An official ribbon cutting is given to the Forest Park Carousel since any record of an official opening day for the Carousel has yet to be found, according to Ed Wendell. Photo by Anthony Medina

Council Member Joann Ariola and Senator Joseph P. Addabbo Jr. also attended the event to show their support.

Despite no longer representing the area due to redistricting, Council Member Robert Holden played a key role in securing the Queens Symphony Orchestra to perform at the bandshell later in the day.

Councilwoman Joann Ariola, whose office also helped provide American Flags around the centennial celebration in honor of Flag Day, joins the celebrations. Photo by Anthony Medina
State Senator Joseph P. Addabbo Jr. hands Ed Wendell a special citation for all of his continued work documenting the history of Woodhaven and the 100th-anniversary celebration. Photo by Anthony Medina

The history of the Bandshell also came full circle on Saturday, with the great-granddaughter of George Seuffert Sr. conducting a few musical numbers at the ceremony.

Bandleader George Seuffert Sr. founded The Seuffert Band and initiated free concerts in Forest Park in 1898. His son, George Jr., officially took over the band in 1931 and brought a blend of classical and lighter music to band programs. Seuffert Sr. died in November 1964 in Ridgewood, Queens. A local law in 1979 officially named the bandshell after him.

The actual founding day of the bandshell took place on the same day as the centennial celebration, according to Wendell. He also attributed the creation of the bandshell to Harry Tourte, president of what was called the Homestead Civic Association, who unfortunately passed before seeing the bandshell constructed.

The George Seuffert Sr. Bandshell at Forest Park. Photo by Anthony Medina
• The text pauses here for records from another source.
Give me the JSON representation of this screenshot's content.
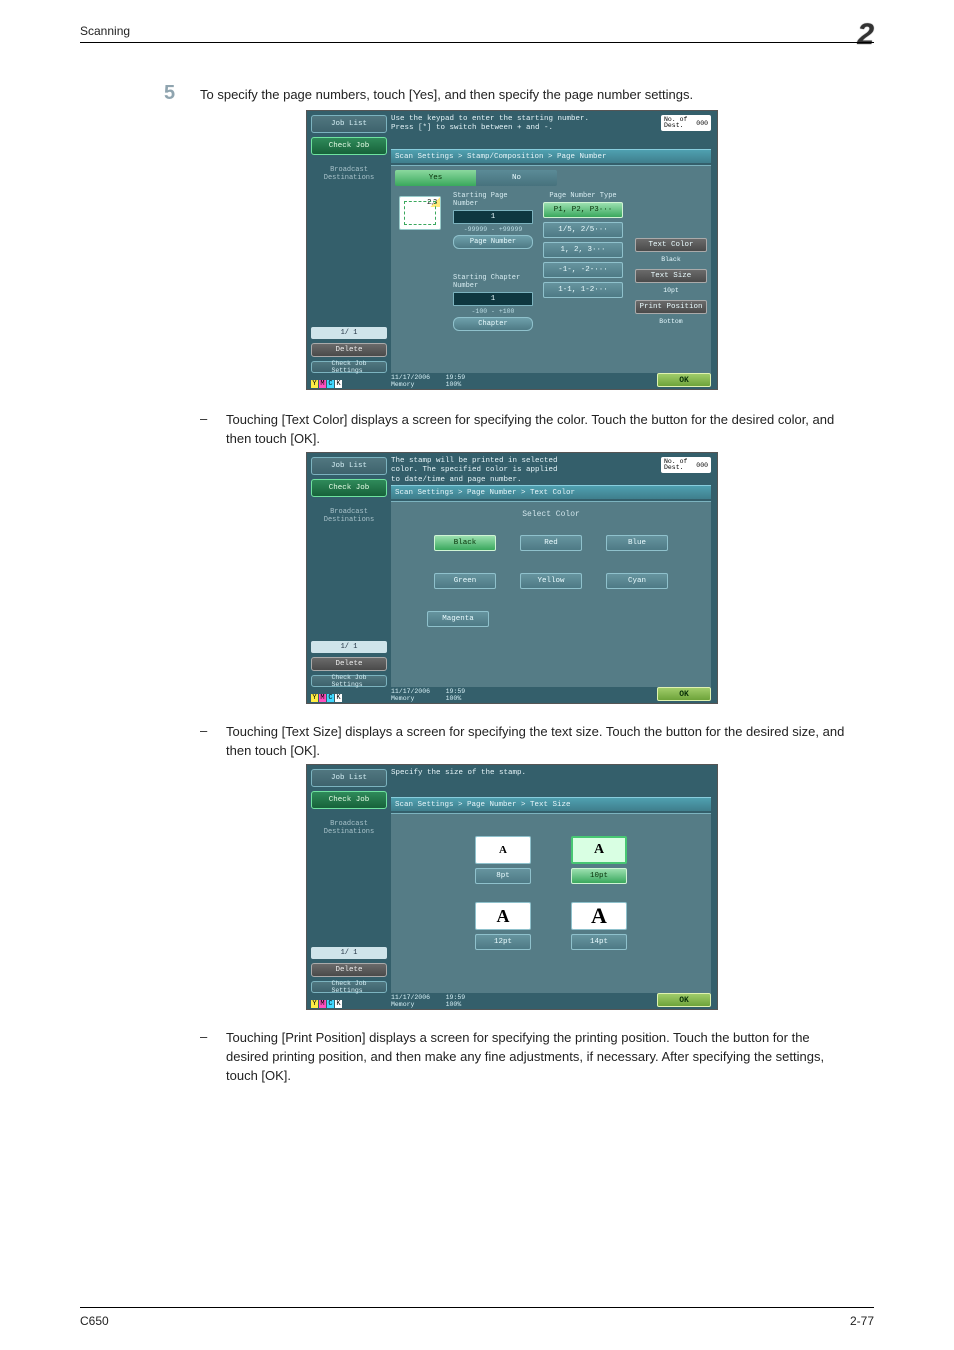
{
  "header": {
    "section": "Scanning",
    "chapter": "2"
  },
  "step": {
    "number": "5",
    "text": "To specify the page numbers, touch [Yes], and then specify the page number settings."
  },
  "bullets": {
    "a": "Touching [Text Color] displays a screen for specifying the color. Touch the button for the desired color, and then touch [OK].",
    "b": "Touching [Text Size] displays a screen for specifying the text size. Touch the button for the desired size, and then touch [OK].",
    "c": "Touching [Print Position] displays a screen for specifying the printing position. Touch the button for the desired printing position, and then make any fine adjustments, if necessary. After specifying the settings, touch [OK]."
  },
  "common": {
    "job_list": "Job List",
    "check_job": "Check Job",
    "broadcast": "Broadcast\nDestinations",
    "page_count": "1/   1",
    "delete": "Delete",
    "check_settings": "Check Job\nSettings",
    "date": "11/17/2006",
    "time": "19:59",
    "memory": "Memory",
    "mem_pct": "100%",
    "ok": "OK",
    "nodest_label": "No. of\nDest.",
    "nodest_val": "000",
    "toner": {
      "y": "Y",
      "m": "M",
      "c": "C",
      "k": "K"
    }
  },
  "panel1": {
    "tip": "Use the keypad to enter the starting number.\nPress [*] to switch between + and -.",
    "crumb": "Scan Settings > Stamp/Composition > Page Number",
    "yes": "Yes",
    "no": "No",
    "preview_text": "2,3",
    "starting_page_label": "Starting Page\nNumber",
    "starting_page_val": "1",
    "starting_page_range": "-99999   -   +99999",
    "page_number_btn": "Page Number",
    "type_label": "Page Number Type",
    "types": [
      "P1, P2, P3···",
      "1/5, 2/5···",
      "1, 2, 3···",
      "-1-, -2-···",
      "1-1, 1-2···"
    ],
    "starting_chapter_label": "Starting Chapter\nNumber",
    "starting_chapter_val": "1",
    "starting_chapter_range": "-100   -   +100",
    "chapter_btn": "Chapter",
    "side": {
      "text_color_btn": "Text Color",
      "text_color_val": "Black",
      "text_size_btn": "Text Size",
      "text_size_val": "10pt",
      "print_pos_btn": "Print Position",
      "print_pos_val": "Bottom"
    }
  },
  "panel2": {
    "tip": "The stamp will be printed in selected\ncolor. The specified color is applied\nto date/time and page number.",
    "crumb": "Scan Settings > Page Number > Text Color",
    "heading": "Select Color",
    "colors": [
      "Black",
      "Red",
      "Blue",
      "Green",
      "Yellow",
      "Cyan",
      "Magenta"
    ]
  },
  "panel3": {
    "tip": "Specify the size of the stamp.",
    "crumb": "Scan Settings > Page Number > Text Size",
    "sizes": [
      "8pt",
      "10pt",
      "12pt",
      "14pt"
    ]
  },
  "chart_data": {
    "type": "table",
    "title": "Page Number settings (panel 1)",
    "rows": [
      {
        "field": "Starting Page Number",
        "value": 1,
        "range": "-99999 .. +99999"
      },
      {
        "field": "Starting Chapter Number",
        "value": 1,
        "range": "-100 .. +100"
      },
      {
        "field": "Text Color",
        "value": "Black"
      },
      {
        "field": "Text Size",
        "value": "10pt"
      },
      {
        "field": "Print Position",
        "value": "Bottom"
      }
    ]
  },
  "footer": {
    "left": "C650",
    "right": "2-77"
  }
}
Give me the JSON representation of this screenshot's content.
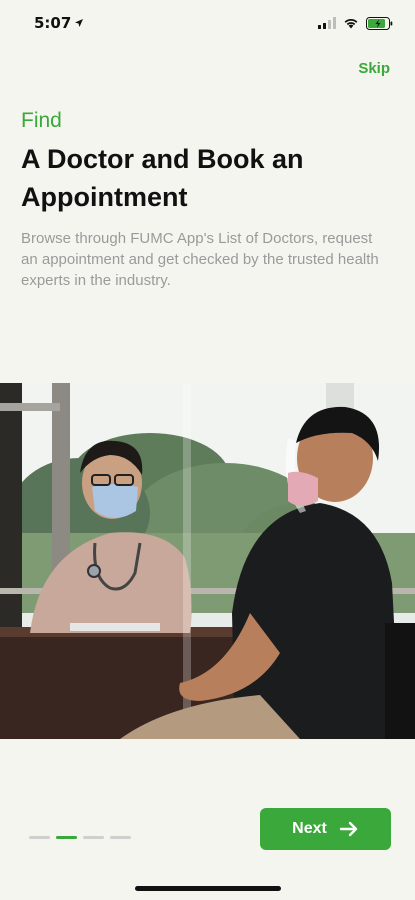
{
  "status_bar": {
    "time": "5:07",
    "battery_color": "#3aa83a"
  },
  "skip_label": "Skip",
  "onboarding": {
    "kicker": "Find",
    "headline": "A Doctor and Book an Appointment",
    "description": "Browse through FUMC App's List of Doctors, request an appointment and get checked by the trusted health experts in the industry."
  },
  "pagination": {
    "total": 4,
    "active_index": 1
  },
  "next_label": "Next",
  "colors": {
    "accent": "#3aa83a",
    "background": "#f5f5f0",
    "muted_text": "#9a9a9a"
  }
}
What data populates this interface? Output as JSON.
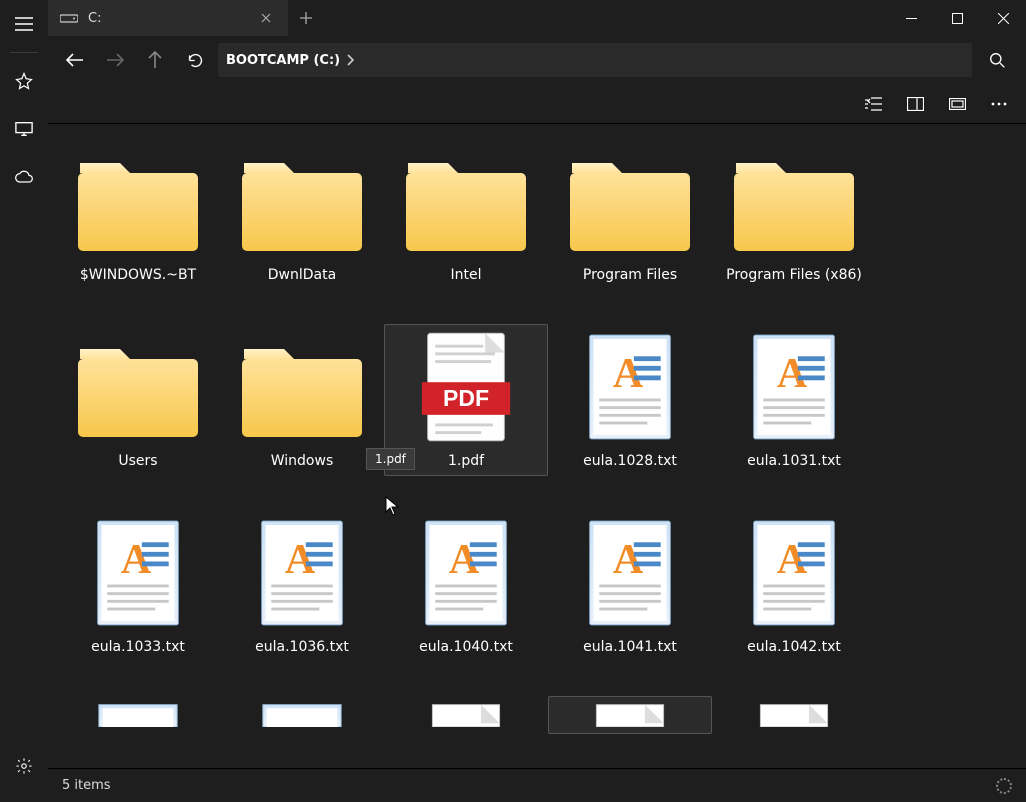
{
  "rail": {
    "menu": "menu-icon",
    "favorite": "star-outline-icon",
    "desktop": "desktop-icon",
    "cloud": "cloud-icon",
    "settings": "gear-icon"
  },
  "tab": {
    "title": "C:",
    "close": "×",
    "newtab": "+"
  },
  "titlebar": {
    "min": "minimize",
    "max": "maximize",
    "close": "close"
  },
  "nav": {
    "back": "back",
    "forward": "forward",
    "up": "up",
    "refresh": "refresh",
    "search": "search"
  },
  "breadcrumb": {
    "segments": [
      "BOOTCAMP (C:)"
    ]
  },
  "toolbar": {
    "details_view": "details-view",
    "preview": "preview-pane",
    "layout": "layout",
    "more": "more"
  },
  "tooltip": {
    "text": "1.pdf"
  },
  "items": [
    {
      "name": "$WINDOWS.~BT",
      "type": "folder"
    },
    {
      "name": "DwnlData",
      "type": "folder"
    },
    {
      "name": "Intel",
      "type": "folder"
    },
    {
      "name": "Program Files",
      "type": "folder"
    },
    {
      "name": "Program Files (x86)",
      "type": "folder"
    },
    {
      "name": "Users",
      "type": "folder"
    },
    {
      "name": "Windows",
      "type": "folder"
    },
    {
      "name": "1.pdf",
      "type": "pdf",
      "selected": true
    },
    {
      "name": "eula.1028.txt",
      "type": "txt"
    },
    {
      "name": "eula.1031.txt",
      "type": "txt"
    },
    {
      "name": "eula.1033.txt",
      "type": "txt"
    },
    {
      "name": "eula.1036.txt",
      "type": "txt"
    },
    {
      "name": "eula.1040.txt",
      "type": "txt"
    },
    {
      "name": "eula.1041.txt",
      "type": "txt"
    },
    {
      "name": "eula.1042.txt",
      "type": "txt"
    },
    {
      "name": "",
      "type": "file-partial"
    },
    {
      "name": "",
      "type": "file-partial"
    },
    {
      "name": "",
      "type": "file-generic-partial"
    },
    {
      "name": "",
      "type": "file-generic-partial",
      "selected": true
    },
    {
      "name": "",
      "type": "file-generic-partial"
    }
  ],
  "status": {
    "text": "5 items"
  }
}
The bandshell now accommodates 3,500 people and recently underwent renovations in 1977, with additional upkeep done in recent years.

According to Woodhaven historian Edward (Ed) Wendell, the George Seuffert Sr. Bandshell was created on Saturday, June 15, 100 years ago.

Performances from students at P.S. 97, P.S. 254 and the Queens Symphony Orchestra accompanied the 100-year celebration of the bandshell to end the day of celebration.

The Woodhaven Cultural Historical Society, fulfilling the organization’s cultural aspects, also invited dozens of artists from nearby areas to an art market along Forest Park Drive, only steps away from the bandshell.

Wendell told QNS that the 1920s were the founding years for Woodhaven and the surrounding area, which was once all farmland. He encouraged those with a keen interest in history, such as himself, to also learn from the past as more shared experiences seem to dwindle.